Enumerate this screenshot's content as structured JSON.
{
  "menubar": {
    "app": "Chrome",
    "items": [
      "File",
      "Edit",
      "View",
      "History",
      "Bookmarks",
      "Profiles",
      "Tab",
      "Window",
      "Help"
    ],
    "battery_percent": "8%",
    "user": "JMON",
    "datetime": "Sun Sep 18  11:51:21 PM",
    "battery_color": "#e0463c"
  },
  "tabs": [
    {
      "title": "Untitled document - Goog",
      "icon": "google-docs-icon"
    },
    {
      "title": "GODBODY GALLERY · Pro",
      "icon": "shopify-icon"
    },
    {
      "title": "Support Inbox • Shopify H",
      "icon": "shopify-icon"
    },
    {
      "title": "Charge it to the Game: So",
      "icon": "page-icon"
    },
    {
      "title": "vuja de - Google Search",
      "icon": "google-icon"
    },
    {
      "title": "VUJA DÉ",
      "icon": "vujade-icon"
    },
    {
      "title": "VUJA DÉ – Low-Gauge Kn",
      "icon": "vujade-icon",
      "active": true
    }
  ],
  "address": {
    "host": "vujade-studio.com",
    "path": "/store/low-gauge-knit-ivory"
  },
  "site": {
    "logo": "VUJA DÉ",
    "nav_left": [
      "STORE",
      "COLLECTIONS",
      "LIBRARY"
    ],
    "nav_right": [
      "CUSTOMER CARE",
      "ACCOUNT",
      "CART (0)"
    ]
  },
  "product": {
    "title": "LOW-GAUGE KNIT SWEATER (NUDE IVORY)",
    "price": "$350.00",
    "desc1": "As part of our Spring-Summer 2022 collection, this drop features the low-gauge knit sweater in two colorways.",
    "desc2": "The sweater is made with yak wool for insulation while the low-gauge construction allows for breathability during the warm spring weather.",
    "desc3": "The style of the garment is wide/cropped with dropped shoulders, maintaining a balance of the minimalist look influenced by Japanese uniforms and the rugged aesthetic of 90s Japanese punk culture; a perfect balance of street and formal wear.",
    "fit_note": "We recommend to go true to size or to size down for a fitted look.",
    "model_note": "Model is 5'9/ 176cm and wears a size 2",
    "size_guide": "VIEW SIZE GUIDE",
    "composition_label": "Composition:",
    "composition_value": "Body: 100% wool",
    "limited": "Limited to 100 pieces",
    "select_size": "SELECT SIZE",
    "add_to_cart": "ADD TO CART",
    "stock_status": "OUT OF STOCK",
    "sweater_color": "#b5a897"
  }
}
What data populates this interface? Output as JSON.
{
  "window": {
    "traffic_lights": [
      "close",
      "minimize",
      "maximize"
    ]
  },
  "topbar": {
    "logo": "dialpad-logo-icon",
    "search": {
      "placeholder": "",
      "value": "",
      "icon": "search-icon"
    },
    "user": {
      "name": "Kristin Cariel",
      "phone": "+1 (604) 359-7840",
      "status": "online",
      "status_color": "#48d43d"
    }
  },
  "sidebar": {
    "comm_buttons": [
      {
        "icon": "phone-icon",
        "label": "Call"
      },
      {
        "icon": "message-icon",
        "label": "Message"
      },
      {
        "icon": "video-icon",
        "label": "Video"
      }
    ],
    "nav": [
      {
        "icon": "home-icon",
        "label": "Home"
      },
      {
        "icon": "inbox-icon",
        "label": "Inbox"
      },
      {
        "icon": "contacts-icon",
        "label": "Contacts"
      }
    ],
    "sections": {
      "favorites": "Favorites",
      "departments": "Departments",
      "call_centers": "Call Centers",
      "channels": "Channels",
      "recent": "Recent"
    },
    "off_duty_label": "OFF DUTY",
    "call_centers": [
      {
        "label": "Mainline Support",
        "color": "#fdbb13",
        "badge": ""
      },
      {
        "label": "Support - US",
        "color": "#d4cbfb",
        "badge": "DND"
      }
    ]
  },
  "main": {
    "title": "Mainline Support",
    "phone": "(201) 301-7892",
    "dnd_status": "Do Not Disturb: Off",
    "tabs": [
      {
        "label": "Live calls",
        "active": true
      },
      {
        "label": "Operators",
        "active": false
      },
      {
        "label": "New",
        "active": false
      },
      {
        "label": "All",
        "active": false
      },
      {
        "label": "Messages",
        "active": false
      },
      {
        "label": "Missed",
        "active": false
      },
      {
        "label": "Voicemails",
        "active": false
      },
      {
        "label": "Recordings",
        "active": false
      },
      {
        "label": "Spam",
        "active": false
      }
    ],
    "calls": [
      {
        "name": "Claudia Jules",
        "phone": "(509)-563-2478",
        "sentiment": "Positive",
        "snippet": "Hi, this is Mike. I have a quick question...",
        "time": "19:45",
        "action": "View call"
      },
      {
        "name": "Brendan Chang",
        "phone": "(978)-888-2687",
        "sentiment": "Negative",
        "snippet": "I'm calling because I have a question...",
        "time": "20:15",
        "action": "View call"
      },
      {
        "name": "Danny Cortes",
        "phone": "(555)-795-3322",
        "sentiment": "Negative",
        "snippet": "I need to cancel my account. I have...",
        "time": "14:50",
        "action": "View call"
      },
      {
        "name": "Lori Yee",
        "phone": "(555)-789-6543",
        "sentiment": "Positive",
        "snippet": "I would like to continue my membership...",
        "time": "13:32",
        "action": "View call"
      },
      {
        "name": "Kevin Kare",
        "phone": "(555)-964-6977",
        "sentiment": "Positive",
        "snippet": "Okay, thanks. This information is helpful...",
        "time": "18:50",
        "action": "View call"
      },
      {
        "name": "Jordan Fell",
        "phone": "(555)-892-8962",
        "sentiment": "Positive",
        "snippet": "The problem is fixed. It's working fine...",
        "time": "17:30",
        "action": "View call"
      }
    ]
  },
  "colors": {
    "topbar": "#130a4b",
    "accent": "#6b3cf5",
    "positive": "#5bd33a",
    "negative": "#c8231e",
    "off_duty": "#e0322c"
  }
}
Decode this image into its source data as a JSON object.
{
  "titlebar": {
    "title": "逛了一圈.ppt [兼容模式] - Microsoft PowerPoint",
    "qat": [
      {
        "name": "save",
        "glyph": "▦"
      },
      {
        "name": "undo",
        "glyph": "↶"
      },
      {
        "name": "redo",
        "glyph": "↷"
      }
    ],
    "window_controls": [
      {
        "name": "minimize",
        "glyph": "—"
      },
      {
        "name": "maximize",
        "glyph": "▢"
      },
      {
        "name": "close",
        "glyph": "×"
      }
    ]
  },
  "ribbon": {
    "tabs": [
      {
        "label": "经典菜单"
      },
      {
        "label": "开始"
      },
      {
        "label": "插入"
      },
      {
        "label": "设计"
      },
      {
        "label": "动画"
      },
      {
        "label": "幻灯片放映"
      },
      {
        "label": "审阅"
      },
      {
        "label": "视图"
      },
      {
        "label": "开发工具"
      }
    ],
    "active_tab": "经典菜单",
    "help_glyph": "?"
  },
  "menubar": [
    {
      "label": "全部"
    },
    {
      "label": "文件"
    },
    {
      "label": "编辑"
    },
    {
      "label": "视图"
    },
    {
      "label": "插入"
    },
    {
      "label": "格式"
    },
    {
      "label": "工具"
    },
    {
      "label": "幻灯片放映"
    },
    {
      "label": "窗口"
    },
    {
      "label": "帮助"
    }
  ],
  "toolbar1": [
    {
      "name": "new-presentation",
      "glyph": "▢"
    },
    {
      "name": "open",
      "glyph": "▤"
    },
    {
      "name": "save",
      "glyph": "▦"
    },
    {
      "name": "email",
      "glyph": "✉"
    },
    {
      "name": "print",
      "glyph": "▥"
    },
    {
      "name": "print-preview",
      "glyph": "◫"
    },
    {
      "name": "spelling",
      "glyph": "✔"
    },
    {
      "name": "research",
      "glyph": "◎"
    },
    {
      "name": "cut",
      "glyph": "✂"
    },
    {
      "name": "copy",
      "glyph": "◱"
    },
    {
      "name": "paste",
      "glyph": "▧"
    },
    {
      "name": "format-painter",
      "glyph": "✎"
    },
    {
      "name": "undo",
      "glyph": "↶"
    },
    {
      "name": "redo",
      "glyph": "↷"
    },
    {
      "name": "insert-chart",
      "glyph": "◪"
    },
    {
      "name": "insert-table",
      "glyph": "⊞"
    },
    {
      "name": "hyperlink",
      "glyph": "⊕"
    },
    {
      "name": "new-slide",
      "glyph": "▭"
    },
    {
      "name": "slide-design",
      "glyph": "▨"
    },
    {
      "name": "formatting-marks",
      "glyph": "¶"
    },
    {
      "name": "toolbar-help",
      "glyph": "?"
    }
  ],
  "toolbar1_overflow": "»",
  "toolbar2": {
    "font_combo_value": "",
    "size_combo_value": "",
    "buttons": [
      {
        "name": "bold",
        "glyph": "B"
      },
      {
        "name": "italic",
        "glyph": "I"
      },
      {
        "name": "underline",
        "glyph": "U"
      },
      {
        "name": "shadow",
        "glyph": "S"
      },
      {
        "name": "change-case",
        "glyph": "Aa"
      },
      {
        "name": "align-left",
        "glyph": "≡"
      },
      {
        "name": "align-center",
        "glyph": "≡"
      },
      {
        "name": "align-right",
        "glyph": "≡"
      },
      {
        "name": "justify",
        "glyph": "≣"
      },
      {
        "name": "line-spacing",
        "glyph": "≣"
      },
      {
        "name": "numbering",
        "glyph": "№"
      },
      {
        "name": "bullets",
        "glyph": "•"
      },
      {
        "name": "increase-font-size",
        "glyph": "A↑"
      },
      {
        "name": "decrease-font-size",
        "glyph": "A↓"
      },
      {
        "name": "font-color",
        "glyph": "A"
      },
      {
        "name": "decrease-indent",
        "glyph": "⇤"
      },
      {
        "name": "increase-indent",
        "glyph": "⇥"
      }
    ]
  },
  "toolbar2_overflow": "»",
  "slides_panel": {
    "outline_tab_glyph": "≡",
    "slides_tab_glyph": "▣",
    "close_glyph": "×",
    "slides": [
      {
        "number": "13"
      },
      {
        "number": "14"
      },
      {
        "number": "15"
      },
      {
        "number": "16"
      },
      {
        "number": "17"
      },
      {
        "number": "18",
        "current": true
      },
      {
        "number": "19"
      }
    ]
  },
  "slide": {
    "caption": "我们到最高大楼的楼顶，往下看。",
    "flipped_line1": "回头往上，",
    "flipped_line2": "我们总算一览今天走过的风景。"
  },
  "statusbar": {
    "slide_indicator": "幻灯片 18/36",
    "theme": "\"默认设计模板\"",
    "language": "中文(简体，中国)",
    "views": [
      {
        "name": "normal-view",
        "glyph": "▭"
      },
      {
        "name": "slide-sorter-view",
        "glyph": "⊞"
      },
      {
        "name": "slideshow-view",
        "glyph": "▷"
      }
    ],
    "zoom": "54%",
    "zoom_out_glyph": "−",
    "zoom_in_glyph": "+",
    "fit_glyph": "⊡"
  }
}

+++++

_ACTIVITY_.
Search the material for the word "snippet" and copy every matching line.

_SOLUTION FOR THIS TASK_.
        "snippet": "Hi, this is Mike. I have a quick question...",
        "snippet": "I'm calling because I have a question...",
        "snippet": "I need to cancel my account. I have...",
        "snippet": "I would like to continue my membership...",
        "snippet": "Okay, thanks. This information is helpful...",
        "snippet": "The problem is fixed. It's working fine...",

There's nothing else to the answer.